Data for this task =
============

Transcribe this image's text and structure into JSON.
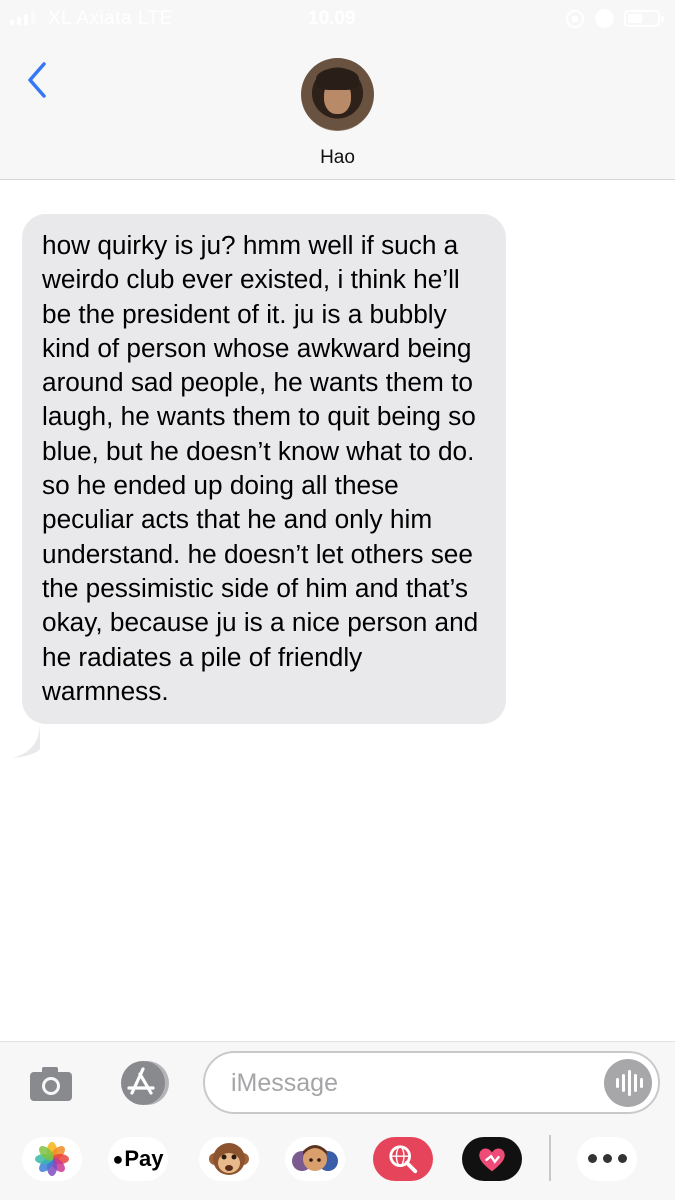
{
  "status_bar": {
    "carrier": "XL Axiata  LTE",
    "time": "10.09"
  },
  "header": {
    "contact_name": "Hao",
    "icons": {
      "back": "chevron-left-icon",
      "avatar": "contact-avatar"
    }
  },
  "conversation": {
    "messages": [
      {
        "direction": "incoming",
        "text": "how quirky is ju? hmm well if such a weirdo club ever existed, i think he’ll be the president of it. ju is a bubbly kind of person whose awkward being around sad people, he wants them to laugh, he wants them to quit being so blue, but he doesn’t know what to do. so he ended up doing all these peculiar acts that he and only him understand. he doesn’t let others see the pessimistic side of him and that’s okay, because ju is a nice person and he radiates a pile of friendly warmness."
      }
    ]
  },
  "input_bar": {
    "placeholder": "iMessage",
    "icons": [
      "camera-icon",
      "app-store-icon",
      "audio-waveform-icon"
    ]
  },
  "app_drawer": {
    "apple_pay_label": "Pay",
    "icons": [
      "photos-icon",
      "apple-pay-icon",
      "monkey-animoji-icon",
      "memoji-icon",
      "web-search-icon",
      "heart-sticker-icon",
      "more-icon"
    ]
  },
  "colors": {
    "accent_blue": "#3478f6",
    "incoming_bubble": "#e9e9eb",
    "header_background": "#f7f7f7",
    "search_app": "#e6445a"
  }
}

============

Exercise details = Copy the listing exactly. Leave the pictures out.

Result of this task =
Transcribe this image's text and structure into JSON.
{
  "status_bar": {
    "carrier": "XL Axiata  LTE",
    "time": "10.09"
  },
  "header": {
    "contact_name": "Hao",
    "icons": {
      "back": "chevron-left-icon",
      "avatar": "contact-avatar"
    }
  },
  "conversation": {
    "messages": [
      {
        "direction": "incoming",
        "text": "how quirky is ju? hmm well if such a weirdo club ever existed, i think he’ll be the president of it. ju is a bubbly kind of person whose awkward being around sad people, he wants them to laugh, he wants them to quit being so blue, but he doesn’t know what to do. so he ended up doing all these peculiar acts that he and only him understand. he doesn’t let others see the pessimistic side of him and that’s okay, because ju is a nice person and he radiates a pile of friendly warmness."
      }
    ]
  },
  "input_bar": {
    "placeholder": "iMessage",
    "icons": [
      "camera-icon",
      "app-store-icon",
      "audio-waveform-icon"
    ]
  },
  "app_drawer": {
    "apple_pay_label": "Pay",
    "icons": [
      "photos-icon",
      "apple-pay-icon",
      "monkey-animoji-icon",
      "memoji-icon",
      "web-search-icon",
      "heart-sticker-icon",
      "more-icon"
    ]
  },
  "colors": {
    "accent_blue": "#3478f6",
    "incoming_bubble": "#e9e9eb",
    "header_background": "#f7f7f7",
    "search_app": "#e6445a"
  }
}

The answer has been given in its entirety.